» **Action item**: For the listing beneath, state how many lines contain the string "Unlock". Give the number by itself.

-------- Material shown --------

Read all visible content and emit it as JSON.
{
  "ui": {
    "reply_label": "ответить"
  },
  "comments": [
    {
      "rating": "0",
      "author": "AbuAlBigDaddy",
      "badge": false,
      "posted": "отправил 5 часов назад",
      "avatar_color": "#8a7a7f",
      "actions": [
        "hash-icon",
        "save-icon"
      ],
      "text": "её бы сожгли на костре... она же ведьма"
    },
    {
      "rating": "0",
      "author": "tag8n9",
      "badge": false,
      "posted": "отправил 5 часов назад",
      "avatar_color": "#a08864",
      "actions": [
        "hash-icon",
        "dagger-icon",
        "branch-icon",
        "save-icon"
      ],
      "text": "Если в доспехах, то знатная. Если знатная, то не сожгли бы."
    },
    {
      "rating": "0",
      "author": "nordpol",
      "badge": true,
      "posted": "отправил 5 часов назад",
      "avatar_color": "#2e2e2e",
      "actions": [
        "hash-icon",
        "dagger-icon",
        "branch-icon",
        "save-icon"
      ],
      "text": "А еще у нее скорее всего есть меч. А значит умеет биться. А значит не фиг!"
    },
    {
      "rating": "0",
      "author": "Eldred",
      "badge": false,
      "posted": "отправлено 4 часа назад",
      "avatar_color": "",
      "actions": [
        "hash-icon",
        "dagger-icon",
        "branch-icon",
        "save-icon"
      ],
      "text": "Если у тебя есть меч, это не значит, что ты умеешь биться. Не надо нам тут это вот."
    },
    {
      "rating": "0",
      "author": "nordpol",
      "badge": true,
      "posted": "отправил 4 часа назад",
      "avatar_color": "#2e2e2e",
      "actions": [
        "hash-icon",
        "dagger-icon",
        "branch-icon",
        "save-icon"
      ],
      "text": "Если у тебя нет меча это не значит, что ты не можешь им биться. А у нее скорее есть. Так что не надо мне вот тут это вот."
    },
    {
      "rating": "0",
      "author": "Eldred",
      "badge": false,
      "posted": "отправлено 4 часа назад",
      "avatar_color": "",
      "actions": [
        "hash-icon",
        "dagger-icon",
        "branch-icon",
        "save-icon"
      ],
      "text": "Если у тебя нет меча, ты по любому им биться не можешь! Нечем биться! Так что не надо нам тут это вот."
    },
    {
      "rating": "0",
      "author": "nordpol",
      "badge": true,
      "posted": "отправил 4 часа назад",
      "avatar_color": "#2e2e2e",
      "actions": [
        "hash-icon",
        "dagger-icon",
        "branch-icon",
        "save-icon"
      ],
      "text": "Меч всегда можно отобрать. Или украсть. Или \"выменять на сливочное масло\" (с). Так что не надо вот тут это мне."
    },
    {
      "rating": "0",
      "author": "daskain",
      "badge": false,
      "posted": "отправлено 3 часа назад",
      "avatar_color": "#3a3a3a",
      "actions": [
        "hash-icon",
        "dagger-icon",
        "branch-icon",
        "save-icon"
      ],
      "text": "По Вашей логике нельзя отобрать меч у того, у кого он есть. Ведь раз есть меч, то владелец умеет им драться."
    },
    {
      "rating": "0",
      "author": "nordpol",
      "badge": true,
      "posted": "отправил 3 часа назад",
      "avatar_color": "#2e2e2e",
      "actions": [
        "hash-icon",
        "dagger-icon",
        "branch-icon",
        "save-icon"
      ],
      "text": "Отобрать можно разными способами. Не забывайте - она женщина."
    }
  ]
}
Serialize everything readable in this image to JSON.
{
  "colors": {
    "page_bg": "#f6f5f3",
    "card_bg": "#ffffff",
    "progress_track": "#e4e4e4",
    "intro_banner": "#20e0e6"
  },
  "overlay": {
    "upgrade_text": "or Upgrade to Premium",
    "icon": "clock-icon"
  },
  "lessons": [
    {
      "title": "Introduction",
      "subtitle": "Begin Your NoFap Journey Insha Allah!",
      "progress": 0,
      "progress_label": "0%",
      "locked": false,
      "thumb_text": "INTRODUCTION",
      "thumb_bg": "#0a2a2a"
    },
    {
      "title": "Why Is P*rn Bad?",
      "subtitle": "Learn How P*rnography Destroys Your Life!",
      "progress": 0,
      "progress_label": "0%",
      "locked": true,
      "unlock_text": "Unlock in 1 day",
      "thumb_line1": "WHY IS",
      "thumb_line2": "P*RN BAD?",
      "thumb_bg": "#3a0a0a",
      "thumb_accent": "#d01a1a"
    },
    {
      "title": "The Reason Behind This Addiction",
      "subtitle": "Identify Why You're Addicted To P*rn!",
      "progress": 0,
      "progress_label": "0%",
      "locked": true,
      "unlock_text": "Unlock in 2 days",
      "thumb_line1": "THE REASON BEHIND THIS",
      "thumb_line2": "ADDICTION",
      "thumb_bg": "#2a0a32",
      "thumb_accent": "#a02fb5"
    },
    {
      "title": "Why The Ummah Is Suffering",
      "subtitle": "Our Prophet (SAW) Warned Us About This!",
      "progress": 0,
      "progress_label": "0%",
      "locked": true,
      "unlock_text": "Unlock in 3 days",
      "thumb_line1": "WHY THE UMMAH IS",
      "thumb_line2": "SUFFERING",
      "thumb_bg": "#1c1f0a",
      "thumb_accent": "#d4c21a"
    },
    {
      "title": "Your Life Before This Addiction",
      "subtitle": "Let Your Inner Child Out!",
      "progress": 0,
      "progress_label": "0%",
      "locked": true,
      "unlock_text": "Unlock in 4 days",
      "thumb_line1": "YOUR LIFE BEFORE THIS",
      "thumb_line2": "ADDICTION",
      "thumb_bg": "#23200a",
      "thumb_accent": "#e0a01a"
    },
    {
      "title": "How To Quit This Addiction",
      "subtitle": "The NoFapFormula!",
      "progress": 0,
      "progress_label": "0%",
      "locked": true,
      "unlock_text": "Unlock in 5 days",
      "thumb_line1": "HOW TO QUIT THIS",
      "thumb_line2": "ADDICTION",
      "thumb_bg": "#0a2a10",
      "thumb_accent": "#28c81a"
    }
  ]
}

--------
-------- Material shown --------

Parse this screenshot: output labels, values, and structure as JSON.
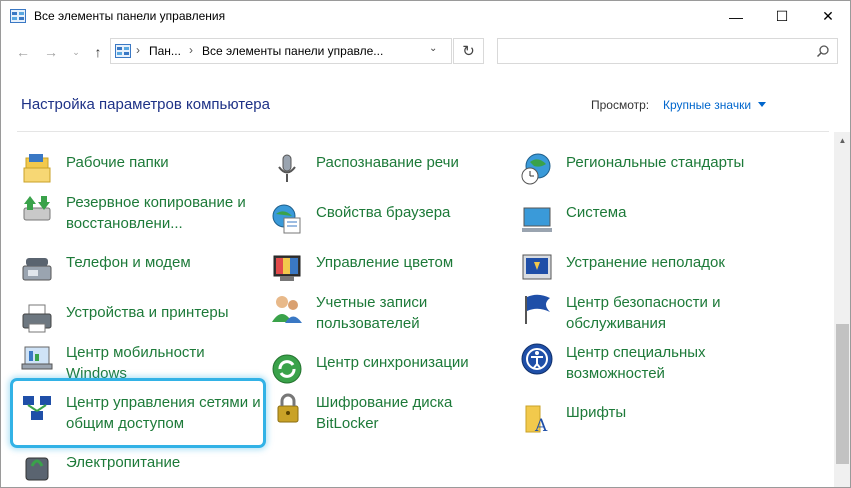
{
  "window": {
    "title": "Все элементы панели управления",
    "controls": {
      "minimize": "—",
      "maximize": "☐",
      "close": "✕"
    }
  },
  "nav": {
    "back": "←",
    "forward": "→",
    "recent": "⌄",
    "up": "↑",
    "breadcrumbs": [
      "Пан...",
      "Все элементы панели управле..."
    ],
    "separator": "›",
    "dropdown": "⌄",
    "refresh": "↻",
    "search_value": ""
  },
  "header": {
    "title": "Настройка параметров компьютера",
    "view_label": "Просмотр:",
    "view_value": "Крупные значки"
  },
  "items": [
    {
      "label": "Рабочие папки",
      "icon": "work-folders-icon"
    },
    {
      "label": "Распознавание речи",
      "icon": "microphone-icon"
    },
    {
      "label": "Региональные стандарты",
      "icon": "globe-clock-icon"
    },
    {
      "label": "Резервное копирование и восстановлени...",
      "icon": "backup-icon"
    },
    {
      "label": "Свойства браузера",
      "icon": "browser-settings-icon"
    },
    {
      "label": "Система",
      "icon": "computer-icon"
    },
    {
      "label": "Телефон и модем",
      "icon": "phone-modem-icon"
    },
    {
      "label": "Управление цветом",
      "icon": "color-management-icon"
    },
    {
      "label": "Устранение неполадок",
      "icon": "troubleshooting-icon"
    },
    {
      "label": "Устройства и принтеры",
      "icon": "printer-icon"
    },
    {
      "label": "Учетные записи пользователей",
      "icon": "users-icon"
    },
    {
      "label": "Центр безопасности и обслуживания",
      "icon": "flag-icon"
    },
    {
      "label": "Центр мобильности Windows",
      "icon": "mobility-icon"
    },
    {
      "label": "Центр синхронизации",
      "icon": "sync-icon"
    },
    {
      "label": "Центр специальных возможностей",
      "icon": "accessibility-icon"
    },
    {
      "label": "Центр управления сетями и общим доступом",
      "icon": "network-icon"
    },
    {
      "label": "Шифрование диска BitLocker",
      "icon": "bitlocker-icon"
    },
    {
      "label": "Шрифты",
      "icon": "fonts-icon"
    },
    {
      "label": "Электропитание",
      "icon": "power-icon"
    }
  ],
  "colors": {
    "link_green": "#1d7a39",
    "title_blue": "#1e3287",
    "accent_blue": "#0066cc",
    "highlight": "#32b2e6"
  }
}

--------

» **Solution to the problem**: 5